▶ _Task requirements_
Determine how many lines in the data below contain "this" and write only that number.

▶ _Source material_

- - -

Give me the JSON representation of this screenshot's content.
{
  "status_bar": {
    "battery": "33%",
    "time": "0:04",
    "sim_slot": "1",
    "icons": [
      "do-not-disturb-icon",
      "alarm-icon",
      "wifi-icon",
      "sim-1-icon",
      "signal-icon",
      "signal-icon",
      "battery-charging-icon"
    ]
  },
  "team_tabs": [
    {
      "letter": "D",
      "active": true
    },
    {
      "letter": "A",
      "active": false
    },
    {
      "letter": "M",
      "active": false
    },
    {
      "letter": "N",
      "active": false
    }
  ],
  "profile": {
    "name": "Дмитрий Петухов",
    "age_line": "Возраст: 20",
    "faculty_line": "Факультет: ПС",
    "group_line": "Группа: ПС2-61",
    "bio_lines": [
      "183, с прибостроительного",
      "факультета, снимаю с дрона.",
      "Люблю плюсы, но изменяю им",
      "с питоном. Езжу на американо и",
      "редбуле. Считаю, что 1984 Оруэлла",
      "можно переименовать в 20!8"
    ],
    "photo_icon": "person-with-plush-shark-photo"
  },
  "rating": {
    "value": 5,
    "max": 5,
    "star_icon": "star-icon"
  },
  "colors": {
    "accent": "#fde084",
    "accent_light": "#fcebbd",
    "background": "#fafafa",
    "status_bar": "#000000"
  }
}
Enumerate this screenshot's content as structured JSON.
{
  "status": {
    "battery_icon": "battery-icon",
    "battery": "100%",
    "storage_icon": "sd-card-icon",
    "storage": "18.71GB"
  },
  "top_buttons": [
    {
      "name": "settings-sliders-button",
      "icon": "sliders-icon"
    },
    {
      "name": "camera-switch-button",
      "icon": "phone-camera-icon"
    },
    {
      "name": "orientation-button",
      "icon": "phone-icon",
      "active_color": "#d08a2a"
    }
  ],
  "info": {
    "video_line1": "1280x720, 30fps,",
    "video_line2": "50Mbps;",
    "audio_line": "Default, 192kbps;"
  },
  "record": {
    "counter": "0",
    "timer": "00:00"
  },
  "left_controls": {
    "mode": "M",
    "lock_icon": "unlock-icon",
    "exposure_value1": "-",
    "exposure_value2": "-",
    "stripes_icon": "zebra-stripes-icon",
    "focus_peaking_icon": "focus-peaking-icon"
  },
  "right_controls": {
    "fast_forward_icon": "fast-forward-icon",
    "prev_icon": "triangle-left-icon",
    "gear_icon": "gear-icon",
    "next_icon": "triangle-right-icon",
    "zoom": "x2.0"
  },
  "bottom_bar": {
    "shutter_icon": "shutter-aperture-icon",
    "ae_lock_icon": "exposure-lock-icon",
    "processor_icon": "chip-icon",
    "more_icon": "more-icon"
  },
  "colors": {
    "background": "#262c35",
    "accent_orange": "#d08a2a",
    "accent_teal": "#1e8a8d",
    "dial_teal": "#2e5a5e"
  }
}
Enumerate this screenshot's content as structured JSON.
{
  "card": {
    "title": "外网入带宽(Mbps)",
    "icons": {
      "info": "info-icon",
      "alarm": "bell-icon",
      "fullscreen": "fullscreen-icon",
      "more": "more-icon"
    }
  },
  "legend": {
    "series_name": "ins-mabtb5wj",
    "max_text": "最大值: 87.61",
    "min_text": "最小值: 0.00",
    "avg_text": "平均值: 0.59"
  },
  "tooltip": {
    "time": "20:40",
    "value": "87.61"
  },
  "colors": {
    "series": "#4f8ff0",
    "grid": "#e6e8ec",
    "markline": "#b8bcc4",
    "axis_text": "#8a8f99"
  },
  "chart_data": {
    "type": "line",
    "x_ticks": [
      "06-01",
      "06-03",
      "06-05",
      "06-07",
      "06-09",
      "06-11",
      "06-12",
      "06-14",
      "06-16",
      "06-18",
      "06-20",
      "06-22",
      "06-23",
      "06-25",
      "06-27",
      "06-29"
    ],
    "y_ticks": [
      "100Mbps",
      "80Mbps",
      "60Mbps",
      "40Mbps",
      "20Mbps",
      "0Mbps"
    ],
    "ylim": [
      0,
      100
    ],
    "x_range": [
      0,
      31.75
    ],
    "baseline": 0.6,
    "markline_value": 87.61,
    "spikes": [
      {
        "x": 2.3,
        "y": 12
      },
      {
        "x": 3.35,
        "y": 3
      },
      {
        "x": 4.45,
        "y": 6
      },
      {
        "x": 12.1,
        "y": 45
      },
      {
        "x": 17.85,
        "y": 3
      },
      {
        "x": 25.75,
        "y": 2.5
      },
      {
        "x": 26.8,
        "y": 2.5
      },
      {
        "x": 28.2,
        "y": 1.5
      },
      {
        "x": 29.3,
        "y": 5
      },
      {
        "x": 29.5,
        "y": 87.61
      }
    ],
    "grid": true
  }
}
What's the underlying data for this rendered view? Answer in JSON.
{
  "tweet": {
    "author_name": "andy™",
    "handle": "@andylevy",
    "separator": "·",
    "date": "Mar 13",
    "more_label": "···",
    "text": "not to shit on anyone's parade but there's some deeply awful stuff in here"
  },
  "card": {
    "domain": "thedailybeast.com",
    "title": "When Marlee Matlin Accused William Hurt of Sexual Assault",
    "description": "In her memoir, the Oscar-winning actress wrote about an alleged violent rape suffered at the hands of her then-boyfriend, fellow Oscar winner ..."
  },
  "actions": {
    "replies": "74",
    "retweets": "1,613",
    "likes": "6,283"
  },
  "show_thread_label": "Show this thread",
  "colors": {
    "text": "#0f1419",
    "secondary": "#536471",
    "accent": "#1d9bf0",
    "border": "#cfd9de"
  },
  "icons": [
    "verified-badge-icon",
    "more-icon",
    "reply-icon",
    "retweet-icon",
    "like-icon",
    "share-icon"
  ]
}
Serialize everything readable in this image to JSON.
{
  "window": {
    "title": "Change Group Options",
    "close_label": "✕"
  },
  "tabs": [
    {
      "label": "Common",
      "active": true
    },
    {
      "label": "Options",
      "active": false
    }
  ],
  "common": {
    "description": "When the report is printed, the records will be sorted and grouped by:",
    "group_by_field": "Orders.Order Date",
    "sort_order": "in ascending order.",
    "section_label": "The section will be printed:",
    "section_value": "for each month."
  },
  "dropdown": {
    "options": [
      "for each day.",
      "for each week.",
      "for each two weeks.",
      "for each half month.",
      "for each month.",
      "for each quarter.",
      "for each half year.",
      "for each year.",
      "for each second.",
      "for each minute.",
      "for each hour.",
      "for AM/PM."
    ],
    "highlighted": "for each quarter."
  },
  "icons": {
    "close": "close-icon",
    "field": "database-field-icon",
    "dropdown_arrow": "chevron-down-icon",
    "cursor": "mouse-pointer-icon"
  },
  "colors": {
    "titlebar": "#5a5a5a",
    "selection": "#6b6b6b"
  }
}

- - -

▶ _Your solution_
6